For each record that follows, restate the text exactly and drop the pictures.

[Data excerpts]

· · · · ·

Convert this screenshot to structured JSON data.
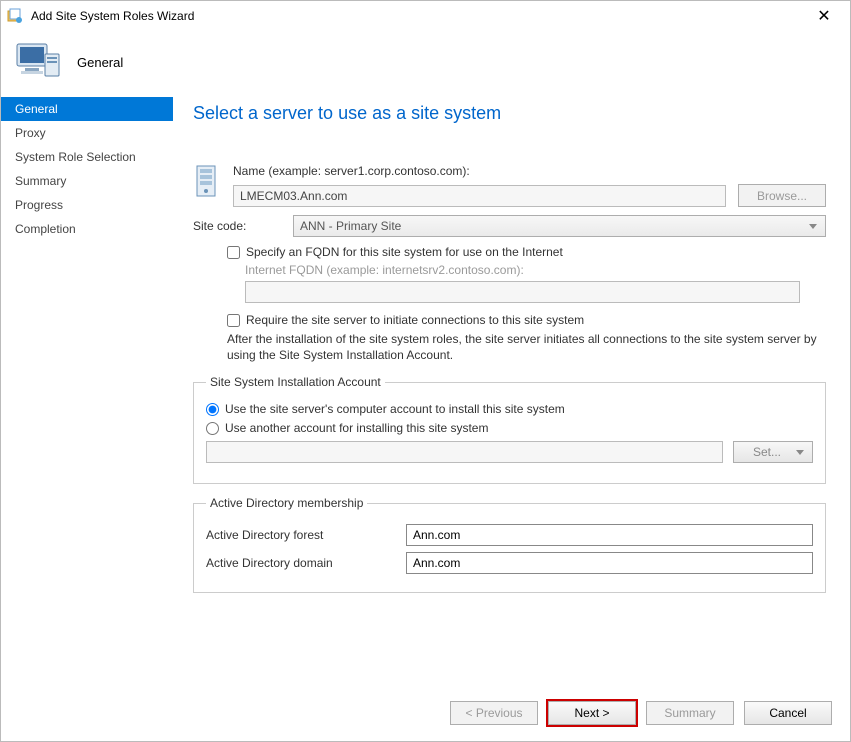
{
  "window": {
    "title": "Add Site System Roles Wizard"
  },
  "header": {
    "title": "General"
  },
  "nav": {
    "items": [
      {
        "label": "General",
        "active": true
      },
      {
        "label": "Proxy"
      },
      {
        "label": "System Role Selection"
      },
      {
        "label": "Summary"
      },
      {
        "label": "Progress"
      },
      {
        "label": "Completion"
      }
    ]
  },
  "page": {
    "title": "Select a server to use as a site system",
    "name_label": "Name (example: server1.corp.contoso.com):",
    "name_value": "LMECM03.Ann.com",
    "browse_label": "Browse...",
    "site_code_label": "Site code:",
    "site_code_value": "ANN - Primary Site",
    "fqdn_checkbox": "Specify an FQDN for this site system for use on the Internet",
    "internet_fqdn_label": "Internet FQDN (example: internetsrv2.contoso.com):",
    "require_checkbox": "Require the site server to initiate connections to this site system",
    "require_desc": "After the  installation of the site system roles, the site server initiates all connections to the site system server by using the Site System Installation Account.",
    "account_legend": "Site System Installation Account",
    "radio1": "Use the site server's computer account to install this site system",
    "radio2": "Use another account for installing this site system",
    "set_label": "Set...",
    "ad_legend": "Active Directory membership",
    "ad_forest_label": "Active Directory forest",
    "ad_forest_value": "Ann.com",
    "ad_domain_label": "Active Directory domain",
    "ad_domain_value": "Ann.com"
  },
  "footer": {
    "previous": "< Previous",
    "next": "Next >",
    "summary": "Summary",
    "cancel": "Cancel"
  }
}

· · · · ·

[Response]
Convert this screenshot to structured JSON data.
{
  "window": {
    "title": "Add Site System Roles Wizard"
  },
  "header": {
    "title": "General"
  },
  "nav": {
    "items": [
      {
        "label": "General",
        "active": true
      },
      {
        "label": "Proxy"
      },
      {
        "label": "System Role Selection"
      },
      {
        "label": "Summary"
      },
      {
        "label": "Progress"
      },
      {
        "label": "Completion"
      }
    ]
  },
  "page": {
    "title": "Select a server to use as a site system",
    "name_label": "Name (example: server1.corp.contoso.com):",
    "name_value": "LMECM03.Ann.com",
    "browse_label": "Browse...",
    "site_code_label": "Site code:",
    "site_code_value": "ANN - Primary Site",
    "fqdn_checkbox": "Specify an FQDN for this site system for use on the Internet",
    "internet_fqdn_label": "Internet FQDN (example: internetsrv2.contoso.com):",
    "require_checkbox": "Require the site server to initiate connections to this site system",
    "require_desc": "After the  installation of the site system roles, the site server initiates all connections to the site system server by using the Site System Installation Account.",
    "account_legend": "Site System Installation Account",
    "radio1": "Use the site server's computer account to install this site system",
    "radio2": "Use another account for installing this site system",
    "set_label": "Set...",
    "ad_legend": "Active Directory membership",
    "ad_forest_label": "Active Directory forest",
    "ad_forest_value": "Ann.com",
    "ad_domain_label": "Active Directory domain",
    "ad_domain_value": "Ann.com"
  },
  "footer": {
    "previous": "< Previous",
    "next": "Next >",
    "summary": "Summary",
    "cancel": "Cancel"
  }
}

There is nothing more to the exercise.